When I was a kid, we had epic Christmases.
I am talking about a room full of presents and a house full of people, literally. My dad’s side of the family is big and everyone gathered at my great-grandmother’s every year. Granny was the matriarch of the family, for sure. Great uncles and third cousins from Indiana, Pennsylvania, California, Kentucky, New York, and who knows where would make the journey home for the holiday.

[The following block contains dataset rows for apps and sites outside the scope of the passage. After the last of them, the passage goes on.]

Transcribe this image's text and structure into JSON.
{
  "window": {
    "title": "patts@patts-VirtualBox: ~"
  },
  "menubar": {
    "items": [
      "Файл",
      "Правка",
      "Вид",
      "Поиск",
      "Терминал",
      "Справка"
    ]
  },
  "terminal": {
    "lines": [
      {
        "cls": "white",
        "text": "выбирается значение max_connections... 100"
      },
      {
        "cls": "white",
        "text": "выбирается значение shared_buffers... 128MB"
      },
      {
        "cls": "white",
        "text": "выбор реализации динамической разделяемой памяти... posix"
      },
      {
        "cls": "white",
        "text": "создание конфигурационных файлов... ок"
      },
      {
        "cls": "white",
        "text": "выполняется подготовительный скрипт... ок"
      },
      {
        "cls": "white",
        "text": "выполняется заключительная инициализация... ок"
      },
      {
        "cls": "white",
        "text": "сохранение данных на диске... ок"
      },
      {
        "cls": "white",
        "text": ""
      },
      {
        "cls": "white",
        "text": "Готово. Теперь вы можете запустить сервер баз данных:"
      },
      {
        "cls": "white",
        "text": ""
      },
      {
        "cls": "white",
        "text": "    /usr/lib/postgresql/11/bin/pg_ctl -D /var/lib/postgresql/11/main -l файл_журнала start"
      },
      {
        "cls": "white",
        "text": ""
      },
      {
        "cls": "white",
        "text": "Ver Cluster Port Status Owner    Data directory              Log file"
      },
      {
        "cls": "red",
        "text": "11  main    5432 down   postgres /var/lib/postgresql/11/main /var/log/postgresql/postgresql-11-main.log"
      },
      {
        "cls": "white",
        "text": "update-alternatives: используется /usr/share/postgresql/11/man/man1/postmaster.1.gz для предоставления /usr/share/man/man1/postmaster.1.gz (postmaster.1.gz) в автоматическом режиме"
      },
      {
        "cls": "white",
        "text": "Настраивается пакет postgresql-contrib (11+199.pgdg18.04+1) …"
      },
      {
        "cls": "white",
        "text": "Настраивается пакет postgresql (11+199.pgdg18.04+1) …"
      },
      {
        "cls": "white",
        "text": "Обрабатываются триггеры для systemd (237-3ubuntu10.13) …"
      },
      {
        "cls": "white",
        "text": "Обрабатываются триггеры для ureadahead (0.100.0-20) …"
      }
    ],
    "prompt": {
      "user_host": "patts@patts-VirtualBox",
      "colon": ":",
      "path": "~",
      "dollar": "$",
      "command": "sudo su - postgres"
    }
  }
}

Christmas, for me, always started with the packing of the car. My sister and I would sit, each of us on our separate row in the minivan, between black trash bags full of presents. We would poke those bags for the entire 600 mile drive, trying to figure out what was inside. We would eat at Cracker Barrel (which I called Crackle Barrel for years) to commence our adventure South. I always ate popcorn shrimp and played checkers by the fire with my dad. If you can imagine, this was very exciting at the time since the chain hadn’t yet made it across the Mason-Dixon line, and my poor mother only got her fried okra a few times a year.
Once we made it to Tennessee, probably after listening to The Bogart on tape, the celebrations began. We celebrated with three full days of feasting: On the 23rd it was dinner at my great aunt’s house, then a Christmas Eve lunch at my grandmother’s and THEN Christmas breakfast at my great-grandmother’s house. There is no Christmas dinner in this family, it is biscuits and gravy all the way. Affectionately, this meal is still called the “festival of cholesterol” and it takes place at approximately 8 am every year.
The absurdly early meal has not changed, but a lot has. Branches of the family have planted roots in different states and many of the pivotal family members have passed on. Time has shown me how precious my relationships are in my family and each year there is something or someone new to celebrate. This year is Louisa’s first Christmas and I can’t wait!
One day, I am sure I will feel nostalgic for 2014, but for now I’ll just be sopping it all up.
This 90s flashback is a pretty accurate visual for ya:
(If you don’t know who these people are we cannot be friends.)